Could you retype every line below exactly, omitting the images?

** DATA TO PROCESS follows **

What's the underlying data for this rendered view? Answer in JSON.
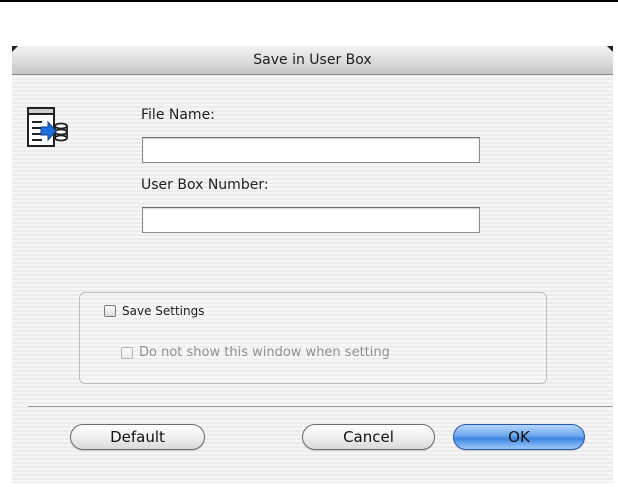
{
  "dialog": {
    "title": "Save in User Box",
    "icon": "save-to-box-icon"
  },
  "fields": {
    "file_name_label": "File Name:",
    "file_name_value": "",
    "user_box_label": "User Box Number:",
    "user_box_value": ""
  },
  "options": {
    "save_settings_label": "Save Settings",
    "save_settings_checked": false,
    "dont_show_label": "Do not show this window when setting",
    "dont_show_checked": false,
    "dont_show_enabled": false
  },
  "buttons": {
    "default_label": "Default",
    "cancel_label": "Cancel",
    "ok_label": "OK"
  },
  "colors": {
    "primary_button": "#4a8fe3",
    "disabled_text": "#8f8f8f"
  }
}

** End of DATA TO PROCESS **

▶ [RESULT FOR THIS EXERCISE]
What's the underlying data for this rendered view? Answer in JSON.
{
  "dialog": {
    "title": "Save in User Box",
    "icon": "save-to-box-icon"
  },
  "fields": {
    "file_name_label": "File Name:",
    "file_name_value": "",
    "user_box_label": "User Box Number:",
    "user_box_value": ""
  },
  "options": {
    "save_settings_label": "Save Settings",
    "save_settings_checked": false,
    "dont_show_label": "Do not show this window when setting",
    "dont_show_checked": false,
    "dont_show_enabled": false
  },
  "buttons": {
    "default_label": "Default",
    "cancel_label": "Cancel",
    "ok_label": "OK"
  },
  "colors": {
    "primary_button": "#4a8fe3",
    "disabled_text": "#8f8f8f"
  }
}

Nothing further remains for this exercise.